A friend kept admonishing me to just go and get another one.

Yeah. Yeah. Yeah.

I will, I told him, knowing this would be logical. Nevertheless, I’m not ready to retire this tent. It’s nurturing capacity has supported me through a divorce, multiple deaths, ignorant accusations, ridicule, and other basic forms of stupidity.

It has kept mosquitoes at bay, provided privacy, and let in the stars on moonless nights.

This tent held Mr. Morgen – the other half of my soul. Duncan lay beside me on nights of darkness. Maeda preferred the open sky, but would sometimes come and keep me warm after midnight. Nala got over her claustrophobia. Freckles and Molly dragged me through the broken flap one starlit morning when some grumbly animal was too close.

This tent shares a hundred stories, thousands of miles, the love of my canine family, the beauty of all creation – worn, torn, and faded though it may be, it is not ‘just a tent’. And, yes, I did buy a new one. But what to do with this old one?

I have it laid out on the ground, drying from yesterday’s downpour. Freckles apparently, has her own ideas. She’s stretched out on the collapsed fabric, soaking up the morning sun.

This makes me happy.

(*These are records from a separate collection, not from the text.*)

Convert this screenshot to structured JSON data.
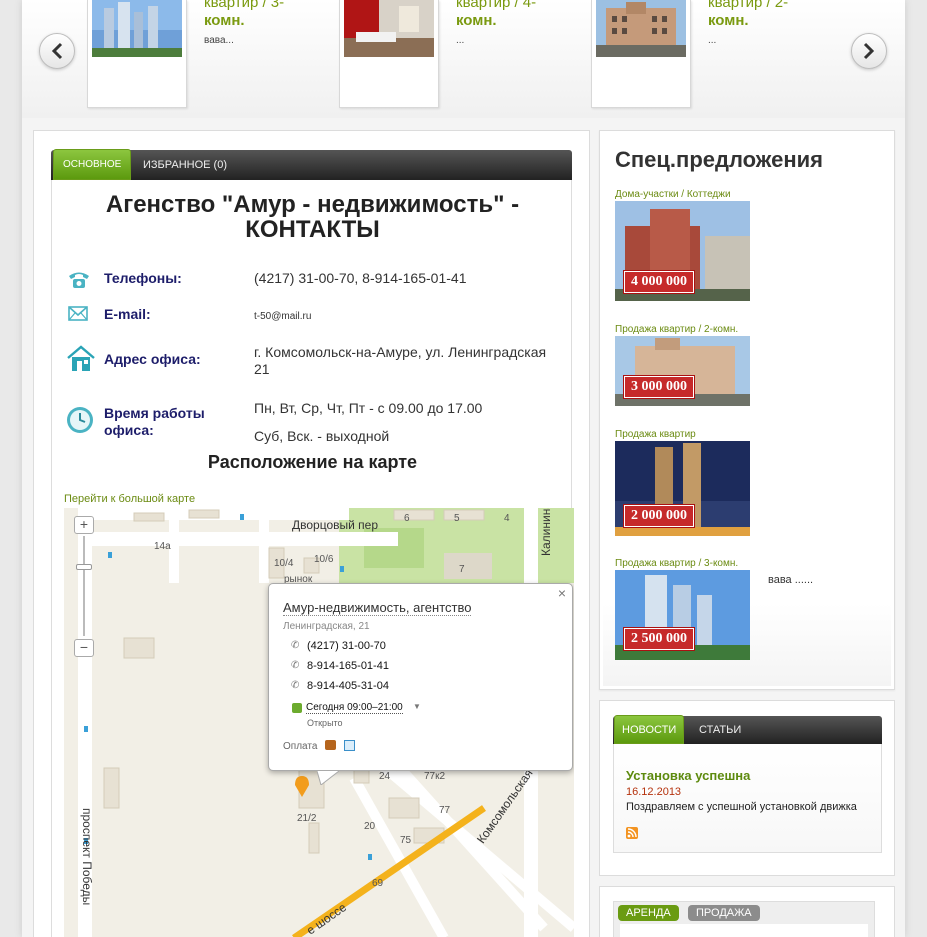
{
  "slider": {
    "prev_label": "previous",
    "next_label": "next",
    "items": [
      {
        "title": "квартир / 3-",
        "title2": "комн.",
        "desc": "вава..."
      },
      {
        "title": "квартир / 4-",
        "title2": "комн.",
        "desc": "..."
      },
      {
        "title": "квартир / 2-",
        "title2": "комн.",
        "desc": "..."
      }
    ]
  },
  "tabs": {
    "main": "ОСНОВНОЕ",
    "favorites": "ИЗБРАННОЕ (0)"
  },
  "page_title_line1": "Агенство \"Амур - недвижимость\" -",
  "page_title_line2": "КОНТАКТЫ",
  "contacts": {
    "phones_label": "Телефоны:",
    "phones_value": "(4217) 31-00-70, 8-914-165-01-41",
    "email_label": "E-mail:",
    "email_value": "t-50@mail.ru",
    "address_label": "Адрес офиса:",
    "address_value_line1": "г. Комсомольск-на-Амуре, ул. Ленинградская",
    "address_value_line2": "21",
    "hours_label_line1": "Время работы",
    "hours_label_line2": "офиса:",
    "hours_value1": "Пн, Вт, Ср, Чт, Пт - с 09.00 до 17.00",
    "hours_value2": "Суб, Вск. - выходной"
  },
  "map": {
    "heading": "Расположение на карте",
    "big_map_link": "Перейти к большой карте",
    "streets": {
      "dvortsovy": "Дворцовый пер",
      "pobedy": "проспект Победы",
      "kalinina": "Калинина",
      "komsomolskaya": "Комсомольская",
      "shosse": "е шоссе"
    },
    "labels": {
      "n14a": "14а",
      "n6": "6",
      "n5": "5",
      "n4": "4",
      "n7": "7",
      "n10_6": "10/6",
      "n10_4": "10/4",
      "rynok": "рынок",
      "n24": "24",
      "n77k2": "77к2",
      "n77": "77",
      "n21_2": "21/2",
      "n20": "20",
      "n75": "75",
      "n69": "69"
    },
    "zoom_in": "+",
    "zoom_out": "−",
    "balloon": {
      "close": "×",
      "title": "Амур-недвижимость, агентство",
      "address": "Ленинградская, 21",
      "phones": [
        "(4217) 31-00-70",
        "8-914-165-01-41",
        "8-914-405-31-04"
      ],
      "hours": "Сегодня 09:00–21:00",
      "status": "Открыто",
      "payment": "Оплата"
    }
  },
  "specials": {
    "heading": "Спец.предложения",
    "items": [
      {
        "category": "Дома-участки / Коттеджи",
        "price": "4 000 000"
      },
      {
        "category": "Продажа квартир / 2-комн.",
        "price": "3 000 000"
      },
      {
        "category": "Продажа квартир",
        "price": "2 000 000"
      },
      {
        "category": "Продажа квартир / 3-комн.",
        "price": "2 500 000",
        "desc": "вава ......"
      }
    ]
  },
  "news": {
    "tab_news": "НОВОСТИ",
    "tab_articles": "СТАТЬИ",
    "title": "Установка успешна",
    "date": "16.12.2013",
    "text": "Поздравляем с успешной установкой движка"
  },
  "rent": {
    "tab_rent": "АРЕНДА",
    "tab_sale": "ПРОДАЖА"
  },
  "colors": {
    "accent_green": "#6a9b12",
    "price_red": "#c62a2a",
    "link_green": "#6b8b12"
  }
}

I can’t possibly get rid of the tent now.

Bound to Earth May 2019


Bound to Earth

Roswell, New Mexico and Other Sacred Spaces

May 2019

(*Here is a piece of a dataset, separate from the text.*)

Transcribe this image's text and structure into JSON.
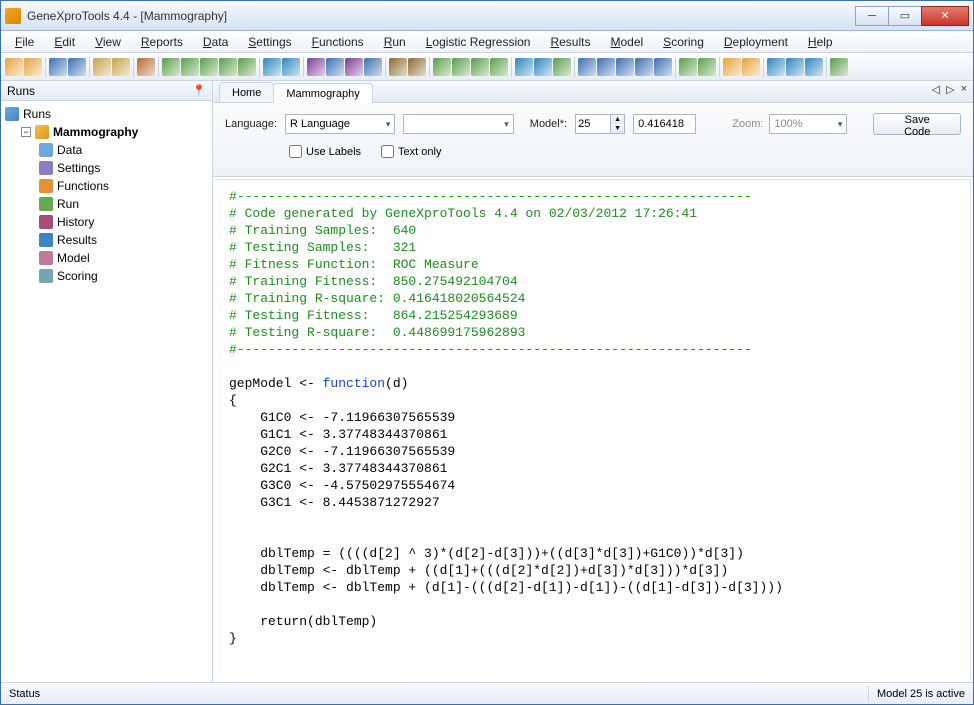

Amy Lynn Reifsnyder

In 1947, a conspiracy of silence was created in a field outside of Roswell, New Mexico. This silence followed atomic testing in near-by areas. It came on the heels of yet another ‘war to end all wars’. This silence followed yet another ‘impossible’, ‘unbelievable’ experience – strangers from across the galaxy landed in a farm field.

The cattle apparently didn’t mind.

The United States government, on the other hand, most certainly did.

According to documents pasted in the UFO museum in downtown Roswell, anyone and everyone who knew anything were threatened to keep their silence, lest the government come and take them away – permanently.

Welcome to Earth.

But fear, violence, and ignorance are not the only characteristics of our planet. Despite their apparent strength, they don’t even run the place. Something else does. Maybe even ‘Someone’ else.

Having glimpsed this phenomenon previously – an older brother wrapping a sand-covered little brother in a beach towel; a solo dogsled rider and his dog; Eric Clapton’s hands; G. O. Smith and his guitar – I was still – am still – I don’t even know the word: ‘reeling’ sounds too chaotic; ‘amazed’ says nothing; ‘recovering’ sounds ominous. Maybe ‘laughing’, ‘smiling’, ‘glowing’, ‘celebrating’… Celebrating – in starlight and wonder; in sunlight and wind; in water and stone; in joy and springtime cascade; in snow from a million hillsides now water, now rain, now hail, tears and song.

‘Halleluiah’ doesn’t even come close. But it’s a start.

I know this because I was there. Am there. Will always be there, even when I’m miles and miles away.

If I give you directions to the place, you won’t find it. You’ll show up with expectations and judgement – and it will end up being another disappointment tacked onto a soul already beaten down by cynicism, loss, and regret.

You can’t look for – whatever it is. But if it shows up by the water’s edge, as hail in the nighttime, naughty dogs in the afternoon, and tea in the morning, you’ll know, recognize it; and celebrate.

No bells and whistle.

The stuff we are made of.

I belong to a people

to a galaxy

to Earth

Meteors fly by

throwing light across the night sky

Water transfers energy from the spring in the chasm

to the waves on the shore

Fish nibble tender legs –

If you stop.

If you see.

If you hear.

When you become who you are and you find out

You’re not alone after all.

There is a woman of water.

A woman of colors.

A woman of compassion.

A woman of struggle.

A woman of stone, pebble, and glass.

And then there’s me.
Because these women hold up the sky wherever we are –

I exist.

Bound to Earth.

For Emily, Kris, Rita, Jewel, Terri